Contribution of genes and non-coding RNAs
Contribution of genes and non-coding RNAs expressed by Kupffer cells in insulin resistance
Obesity is a major health issue associated with various metabolic diseases such as insulin resistance and Type 2 Diabetes (T2D). Current therapies for insulin resistance and Type 2 Diabetes (T2D) include weight management and pharmacological treatment aiming to regulate blood glucose. These treatments failed to stop the rapidly rising prevalence of T2D over the past decades, highlighting a need to better characterize this disease to develop new therapies.
In the past decades, it has been well described that the fat tissue contains immune cells such as macrophages which play a role in the development of insulin resistance and T2D in obesity. Altough the liver contains one of the biggest population of macrophage in the body, denoted Kupffer cells (KCs), their direct contribution to insulin resistance and T2D remains unclear.
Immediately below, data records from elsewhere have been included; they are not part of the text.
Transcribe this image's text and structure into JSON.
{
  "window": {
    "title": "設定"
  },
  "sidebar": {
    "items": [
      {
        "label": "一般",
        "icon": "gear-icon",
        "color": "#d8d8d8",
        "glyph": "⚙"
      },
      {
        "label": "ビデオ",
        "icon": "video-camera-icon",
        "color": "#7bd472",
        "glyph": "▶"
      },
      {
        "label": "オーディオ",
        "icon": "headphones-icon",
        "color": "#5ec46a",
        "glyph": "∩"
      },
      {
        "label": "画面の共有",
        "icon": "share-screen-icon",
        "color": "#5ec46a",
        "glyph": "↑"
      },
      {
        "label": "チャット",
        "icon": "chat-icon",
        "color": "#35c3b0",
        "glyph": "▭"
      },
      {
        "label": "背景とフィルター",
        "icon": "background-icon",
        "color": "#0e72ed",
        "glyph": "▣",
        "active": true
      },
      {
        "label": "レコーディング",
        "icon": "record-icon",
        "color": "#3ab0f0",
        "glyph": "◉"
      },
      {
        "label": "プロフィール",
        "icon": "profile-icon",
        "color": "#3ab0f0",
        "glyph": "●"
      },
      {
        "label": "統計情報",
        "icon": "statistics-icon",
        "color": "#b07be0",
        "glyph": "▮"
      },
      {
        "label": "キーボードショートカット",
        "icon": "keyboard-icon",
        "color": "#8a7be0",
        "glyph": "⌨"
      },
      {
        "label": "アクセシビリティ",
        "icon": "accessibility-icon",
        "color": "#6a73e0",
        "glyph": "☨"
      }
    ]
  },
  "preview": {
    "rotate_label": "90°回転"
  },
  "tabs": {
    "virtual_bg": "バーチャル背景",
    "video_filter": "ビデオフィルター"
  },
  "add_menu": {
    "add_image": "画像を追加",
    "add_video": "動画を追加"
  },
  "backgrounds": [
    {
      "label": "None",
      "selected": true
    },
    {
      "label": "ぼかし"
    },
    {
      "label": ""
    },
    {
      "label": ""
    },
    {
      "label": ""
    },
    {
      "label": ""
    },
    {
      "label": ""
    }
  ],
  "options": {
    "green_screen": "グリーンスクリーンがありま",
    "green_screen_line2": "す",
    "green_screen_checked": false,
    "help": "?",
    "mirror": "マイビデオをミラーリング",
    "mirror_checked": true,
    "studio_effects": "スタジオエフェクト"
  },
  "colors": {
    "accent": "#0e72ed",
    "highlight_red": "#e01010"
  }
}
By using next generation sequencing technologies, we intent to study the changes that occur inside KCs during obesity. These technologies allow to detect changes in the expression of genes coding for proteins and also changes in the expression of small non-coding RNA molecules such as micro-RNA (miRNA) that do not encode for proteins but regulates the expression of proteins. This project aims to identify the genes and the non-coding RNAs which are dysregulated in obese KCs and which could play a role in the development of insulin resistance and T2D. The dysregulation of these transcripts will be also validated in KCs from obese and diabetic patients. In this project we specifically aim to block these targets in the KCs of obese animals and test whether it rescues insulin resistance. This project will provide more knowledge and understanding of the initiation and development of insulin resistance and T2D, and could lead to the discovery of new potential therapeutic targets for treatment of these metabolic diseases.